BSA C15T and Ural Outfit

Before I can start the 500 car I have to finish this 1962 C15T 250cc trials bike.

I bought this project last winter.
It is not quite standard, as can be seen by the tank but it will still hopefully build up into a nice bike. The engine is almost ready to fit.
Not too long now to finish. May be just in time for the new year mud.

The C15 and 500 car are my own projects so they have to fit in around the customer jobs.

I also had a visit from a Ural outfit (my wife really wants one of these for herself). I really like the rugged timeless nature of this bike.
This chap once had a bearing instantly fail in the gearbox and lock up at 50mph...Scary.

We do take the unlikely event of a gearbox lock up very lightly, but it doesn't bear thinking about on a solo at higher speeds.

I mostly ride with two fingers on the clutch, just in case of engine seizure, of course that is no use in a gearbox failure.

500cc Racing Car 2

Some more photos.
You just can't resist this stage, when you have a collection of bits you just have to do this!
Now for the sitting in stage.
Do we grow up? :)

Tuesday, 14 September 2010

New Project! 500cc Racing Car.

Over twenty years ago a workmate and friend pulled up outside work and called me to come and look at his new project.

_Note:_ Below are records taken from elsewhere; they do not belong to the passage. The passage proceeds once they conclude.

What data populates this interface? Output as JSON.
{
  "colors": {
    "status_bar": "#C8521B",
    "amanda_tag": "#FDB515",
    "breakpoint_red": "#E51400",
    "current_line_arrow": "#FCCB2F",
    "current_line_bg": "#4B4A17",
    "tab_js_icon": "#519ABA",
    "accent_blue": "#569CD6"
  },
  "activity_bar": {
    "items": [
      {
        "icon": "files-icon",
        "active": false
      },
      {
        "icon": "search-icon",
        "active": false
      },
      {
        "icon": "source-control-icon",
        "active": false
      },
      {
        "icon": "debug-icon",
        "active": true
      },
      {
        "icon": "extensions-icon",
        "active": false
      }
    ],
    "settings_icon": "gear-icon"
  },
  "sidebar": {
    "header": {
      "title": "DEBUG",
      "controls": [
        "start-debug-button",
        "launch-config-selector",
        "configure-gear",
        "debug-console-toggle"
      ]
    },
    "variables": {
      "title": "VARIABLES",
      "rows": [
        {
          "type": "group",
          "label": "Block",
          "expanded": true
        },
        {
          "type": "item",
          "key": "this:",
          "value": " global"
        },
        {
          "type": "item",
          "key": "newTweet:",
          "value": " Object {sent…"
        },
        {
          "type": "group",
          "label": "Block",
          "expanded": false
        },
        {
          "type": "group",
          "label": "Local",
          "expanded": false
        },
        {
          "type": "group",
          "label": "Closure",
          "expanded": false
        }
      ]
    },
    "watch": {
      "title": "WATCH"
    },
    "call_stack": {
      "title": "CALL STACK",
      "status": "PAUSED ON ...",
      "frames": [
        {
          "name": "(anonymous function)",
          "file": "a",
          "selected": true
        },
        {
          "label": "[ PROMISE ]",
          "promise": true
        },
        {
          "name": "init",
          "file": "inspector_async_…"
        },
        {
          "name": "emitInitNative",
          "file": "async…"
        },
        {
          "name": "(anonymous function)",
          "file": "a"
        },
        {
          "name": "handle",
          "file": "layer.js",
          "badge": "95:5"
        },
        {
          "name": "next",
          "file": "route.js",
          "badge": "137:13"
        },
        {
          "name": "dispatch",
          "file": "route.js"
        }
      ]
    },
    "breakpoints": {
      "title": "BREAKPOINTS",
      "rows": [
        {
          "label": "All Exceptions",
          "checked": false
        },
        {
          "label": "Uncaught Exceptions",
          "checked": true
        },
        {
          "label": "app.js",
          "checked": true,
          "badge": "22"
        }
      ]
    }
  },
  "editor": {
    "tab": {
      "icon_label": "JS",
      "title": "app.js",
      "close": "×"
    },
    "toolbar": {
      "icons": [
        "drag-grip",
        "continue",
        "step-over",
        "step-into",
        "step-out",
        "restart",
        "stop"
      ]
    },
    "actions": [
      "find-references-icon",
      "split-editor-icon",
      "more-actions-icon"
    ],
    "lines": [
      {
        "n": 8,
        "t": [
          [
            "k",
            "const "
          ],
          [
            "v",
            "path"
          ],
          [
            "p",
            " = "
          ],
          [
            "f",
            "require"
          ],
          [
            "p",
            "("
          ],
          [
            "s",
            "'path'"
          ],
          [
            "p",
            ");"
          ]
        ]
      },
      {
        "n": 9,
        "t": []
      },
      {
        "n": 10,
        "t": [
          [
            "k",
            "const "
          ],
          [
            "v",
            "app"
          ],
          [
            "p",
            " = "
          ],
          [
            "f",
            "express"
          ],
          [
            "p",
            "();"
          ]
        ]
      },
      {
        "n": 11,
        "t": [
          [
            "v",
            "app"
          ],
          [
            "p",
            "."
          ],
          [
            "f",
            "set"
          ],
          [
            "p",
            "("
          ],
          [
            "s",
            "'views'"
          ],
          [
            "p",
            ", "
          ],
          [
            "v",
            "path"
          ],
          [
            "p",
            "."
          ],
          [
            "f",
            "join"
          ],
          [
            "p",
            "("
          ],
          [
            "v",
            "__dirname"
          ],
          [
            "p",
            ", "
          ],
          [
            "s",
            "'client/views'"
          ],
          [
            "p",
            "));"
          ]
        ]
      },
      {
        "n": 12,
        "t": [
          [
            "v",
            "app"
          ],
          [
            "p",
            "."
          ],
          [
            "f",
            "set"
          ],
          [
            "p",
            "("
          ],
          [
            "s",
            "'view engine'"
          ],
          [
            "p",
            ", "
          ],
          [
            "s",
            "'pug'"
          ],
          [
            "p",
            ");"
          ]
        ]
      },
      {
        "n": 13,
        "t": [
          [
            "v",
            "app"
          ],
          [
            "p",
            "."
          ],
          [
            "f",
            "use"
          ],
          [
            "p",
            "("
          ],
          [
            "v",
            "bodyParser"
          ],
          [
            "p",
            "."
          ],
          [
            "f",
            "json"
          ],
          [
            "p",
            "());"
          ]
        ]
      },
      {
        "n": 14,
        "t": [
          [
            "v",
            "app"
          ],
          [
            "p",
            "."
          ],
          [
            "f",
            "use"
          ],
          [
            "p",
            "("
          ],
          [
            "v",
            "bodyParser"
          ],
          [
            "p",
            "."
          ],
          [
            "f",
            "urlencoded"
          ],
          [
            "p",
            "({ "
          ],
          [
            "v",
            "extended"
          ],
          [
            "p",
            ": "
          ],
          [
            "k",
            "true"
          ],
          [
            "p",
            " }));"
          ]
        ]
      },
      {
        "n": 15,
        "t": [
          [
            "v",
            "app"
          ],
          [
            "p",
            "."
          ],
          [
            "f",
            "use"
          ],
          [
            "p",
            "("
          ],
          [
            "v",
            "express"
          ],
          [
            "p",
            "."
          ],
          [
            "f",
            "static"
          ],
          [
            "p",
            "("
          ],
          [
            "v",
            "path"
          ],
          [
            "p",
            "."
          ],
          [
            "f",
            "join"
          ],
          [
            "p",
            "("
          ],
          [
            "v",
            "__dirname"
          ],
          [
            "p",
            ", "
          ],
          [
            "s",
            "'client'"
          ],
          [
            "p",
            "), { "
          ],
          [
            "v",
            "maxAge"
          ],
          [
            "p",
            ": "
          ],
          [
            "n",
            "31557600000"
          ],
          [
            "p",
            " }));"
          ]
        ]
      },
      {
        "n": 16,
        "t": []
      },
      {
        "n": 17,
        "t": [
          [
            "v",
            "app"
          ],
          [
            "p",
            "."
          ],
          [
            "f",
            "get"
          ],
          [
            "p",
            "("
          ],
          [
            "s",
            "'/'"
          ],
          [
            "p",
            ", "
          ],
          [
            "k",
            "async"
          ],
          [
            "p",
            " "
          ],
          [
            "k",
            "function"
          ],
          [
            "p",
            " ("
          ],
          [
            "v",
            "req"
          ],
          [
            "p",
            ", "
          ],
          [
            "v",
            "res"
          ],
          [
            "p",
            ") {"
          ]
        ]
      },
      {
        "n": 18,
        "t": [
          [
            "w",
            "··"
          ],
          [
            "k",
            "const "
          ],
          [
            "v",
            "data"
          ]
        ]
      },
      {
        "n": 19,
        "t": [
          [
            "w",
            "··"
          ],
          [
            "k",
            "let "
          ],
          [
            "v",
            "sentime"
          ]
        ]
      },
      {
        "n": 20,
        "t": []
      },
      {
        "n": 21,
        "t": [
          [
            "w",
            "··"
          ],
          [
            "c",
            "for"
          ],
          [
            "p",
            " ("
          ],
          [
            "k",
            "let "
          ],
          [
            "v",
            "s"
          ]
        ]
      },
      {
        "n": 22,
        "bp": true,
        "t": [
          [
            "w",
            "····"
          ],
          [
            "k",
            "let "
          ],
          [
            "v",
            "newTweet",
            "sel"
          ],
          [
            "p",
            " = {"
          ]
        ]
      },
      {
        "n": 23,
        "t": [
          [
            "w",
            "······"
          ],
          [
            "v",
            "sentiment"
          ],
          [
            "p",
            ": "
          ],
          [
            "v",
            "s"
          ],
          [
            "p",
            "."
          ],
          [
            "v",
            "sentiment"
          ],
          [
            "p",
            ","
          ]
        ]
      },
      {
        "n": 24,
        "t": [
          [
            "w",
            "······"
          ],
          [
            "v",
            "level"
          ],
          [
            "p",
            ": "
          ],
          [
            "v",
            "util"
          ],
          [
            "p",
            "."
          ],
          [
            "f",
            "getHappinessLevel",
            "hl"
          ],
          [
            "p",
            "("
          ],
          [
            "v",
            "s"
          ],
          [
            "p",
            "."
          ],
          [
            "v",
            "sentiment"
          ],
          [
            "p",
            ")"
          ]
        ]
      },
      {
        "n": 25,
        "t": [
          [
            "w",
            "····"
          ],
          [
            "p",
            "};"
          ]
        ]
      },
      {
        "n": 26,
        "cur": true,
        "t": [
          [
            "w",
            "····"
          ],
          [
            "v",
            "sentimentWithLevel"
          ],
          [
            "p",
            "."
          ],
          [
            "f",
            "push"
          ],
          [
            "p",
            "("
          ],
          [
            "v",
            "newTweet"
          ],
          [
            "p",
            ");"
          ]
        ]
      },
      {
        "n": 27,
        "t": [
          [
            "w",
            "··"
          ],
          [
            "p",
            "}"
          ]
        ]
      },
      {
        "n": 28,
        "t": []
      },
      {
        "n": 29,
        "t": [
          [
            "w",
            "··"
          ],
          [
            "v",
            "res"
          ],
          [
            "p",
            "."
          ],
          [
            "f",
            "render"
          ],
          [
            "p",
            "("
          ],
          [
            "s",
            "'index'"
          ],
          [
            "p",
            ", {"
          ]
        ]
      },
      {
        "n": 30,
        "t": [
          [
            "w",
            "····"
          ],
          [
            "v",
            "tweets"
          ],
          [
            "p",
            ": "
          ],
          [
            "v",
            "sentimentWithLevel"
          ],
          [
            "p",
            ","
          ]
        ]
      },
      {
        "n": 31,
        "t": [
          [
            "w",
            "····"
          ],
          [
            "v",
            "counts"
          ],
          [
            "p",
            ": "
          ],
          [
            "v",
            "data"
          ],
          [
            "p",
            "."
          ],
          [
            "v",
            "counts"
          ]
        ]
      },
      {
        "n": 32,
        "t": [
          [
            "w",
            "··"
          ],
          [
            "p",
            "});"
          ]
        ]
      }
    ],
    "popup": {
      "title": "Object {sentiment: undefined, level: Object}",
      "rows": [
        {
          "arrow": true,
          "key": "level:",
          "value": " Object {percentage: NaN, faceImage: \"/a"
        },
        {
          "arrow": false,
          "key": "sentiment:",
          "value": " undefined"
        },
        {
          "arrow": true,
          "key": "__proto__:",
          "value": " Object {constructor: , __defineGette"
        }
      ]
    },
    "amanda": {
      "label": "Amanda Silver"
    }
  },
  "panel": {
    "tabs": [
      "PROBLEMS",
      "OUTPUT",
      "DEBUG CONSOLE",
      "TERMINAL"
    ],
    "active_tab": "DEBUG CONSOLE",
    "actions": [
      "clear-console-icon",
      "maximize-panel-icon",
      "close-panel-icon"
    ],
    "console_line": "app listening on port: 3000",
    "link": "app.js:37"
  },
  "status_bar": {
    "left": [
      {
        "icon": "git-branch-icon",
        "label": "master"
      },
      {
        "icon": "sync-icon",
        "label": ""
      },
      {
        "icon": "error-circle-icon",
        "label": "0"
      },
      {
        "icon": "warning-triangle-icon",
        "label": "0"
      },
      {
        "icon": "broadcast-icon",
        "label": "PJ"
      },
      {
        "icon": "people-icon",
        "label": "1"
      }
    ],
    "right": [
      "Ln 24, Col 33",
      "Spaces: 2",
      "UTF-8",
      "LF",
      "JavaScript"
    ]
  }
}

The 500cc racing car that was sitting on his trailer was just perfect, I really envied his find.

In the beginning of this year that same friend remembered my appreciation of his little car. He went to the trouble of tracking me down, even though I had now moved 130miles away and had shamefully lost touch with so many of  that group.

I couldn't believe that he was ringing to see if I would like his car as I had asked for first refusal all of  those years previously......... The answer was an immediate yes!

Very little had changed, mostly in similar condition to the last time I saw it ,but with an addition of a few more boxes of bits and some more wheels.

The car's history is unclear, although it is said to be similar to a design by J Walker in the mid 60's.
The old photos are thought to have been taken in 65 to '67 and we think this is in the Malvern area. There are no photos of the body although the JW4 Specials were very attractive. The engine bay has been altered to accept a four cylinder 600 engine and the wheels and tyres would be more suitable for that modification.

It is my intention to bring it back to a very similar appearance to the car in the photos although I may build it with a speedway Jawa engine to begin with.... cost is a limitation and I have a suitable, although slightly out of period,  Jawa.


Lack of posts

Sorry for the lack of posts recently, I'm afraid I dropped my PC!